There were several outstanding accomplishments that Bresee obtained during his ministry, and one of them involved his negotiations with the Pentecostal Mission. On February 15, 1915, the Pentecostal Mission became a part of the Church of the Nazarene. The painstaking work that led up to this union was quite a challenge to say the least. According to John Benson, “the two bodies were Holiness people and believed alike. Both bodies were intensely evangelistic and while it might be said with some logic that the Pentecostal Mission leaders under Brother J.O. McClurkan placed more emphasis on Foreign Missions, basically the Nazarenes had a love and a yearning to develop a strong Foreign Missionary Program of their own. Indeed, Foreign Missions was the leverage that brought about the union on February 15, 1915” (Benson, 1977).
Immediately upon the merging of these two holiness groups, the missionaries that had been assigned by the Pentecostal Mission were taken care of by the Pentecostal Church of the Nazarene. The largest church that the Pentecostal Mission owned was located in downtown Nashville.

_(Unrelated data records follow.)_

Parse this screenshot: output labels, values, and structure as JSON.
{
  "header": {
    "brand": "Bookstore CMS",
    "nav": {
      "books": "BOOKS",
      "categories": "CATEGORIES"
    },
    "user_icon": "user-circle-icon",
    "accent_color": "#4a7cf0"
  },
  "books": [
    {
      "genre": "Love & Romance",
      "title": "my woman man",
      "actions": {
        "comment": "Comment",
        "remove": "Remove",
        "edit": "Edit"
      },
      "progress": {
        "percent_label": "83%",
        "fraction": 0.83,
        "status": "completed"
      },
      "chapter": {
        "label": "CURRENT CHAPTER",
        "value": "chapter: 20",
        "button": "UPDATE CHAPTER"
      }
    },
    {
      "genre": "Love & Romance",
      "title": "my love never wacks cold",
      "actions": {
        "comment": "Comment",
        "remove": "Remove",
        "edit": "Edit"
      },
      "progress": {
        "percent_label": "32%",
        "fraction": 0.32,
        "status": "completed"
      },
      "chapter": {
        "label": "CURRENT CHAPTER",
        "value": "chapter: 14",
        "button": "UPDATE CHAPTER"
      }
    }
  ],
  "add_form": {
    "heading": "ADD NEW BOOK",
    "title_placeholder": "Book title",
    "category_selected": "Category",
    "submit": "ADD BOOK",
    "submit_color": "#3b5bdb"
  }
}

Within a few weeks this church changed its name to “The First Pentecostal Church of the Nazarene”, and no longer was referred to as the Pentecostal Mission. There was truly a merger that took place, and it was ultimately for the betterment of both organizations. The Pentecostal Mission had a history of being disorganized while the Nazarenes had a history of being very organized. Just this fact has brought about a big impact on the effectiveness that was realized out of the ministry of the Pentecostal Mission.
The social ministries that the Nazarenes were apart of in the early days were largely family enterprises, owned and operated by church members. Still, they were considered to be Nazarene in their basic identity. They were promoted within the denomination, their managers were given access to official platforms of the church, and they raised most of their financial support from the church. A few, such as the Nazarene Rescue Home in Bethany or the Peniel Orphanage in Texas, were owned for short periods by districts or by the general church. However, this was an exception and not the norm.
At the Fifth General Assembly in 1919, the General Board of Social Welfare and the General Orphanage Board were added. In 1923, however, the General Superintendents called for a consolidation of all church boards. In the reorganization that followed, the General Board of Social Welfare merged with the General Orphanage Board. According to the minutes, “the primary function of the Board of Social Welfare was to publicize the various independent and semi-independent enterprises, rather than coordinate or encourage a tight system of denominationally-owned social welfare institutions”.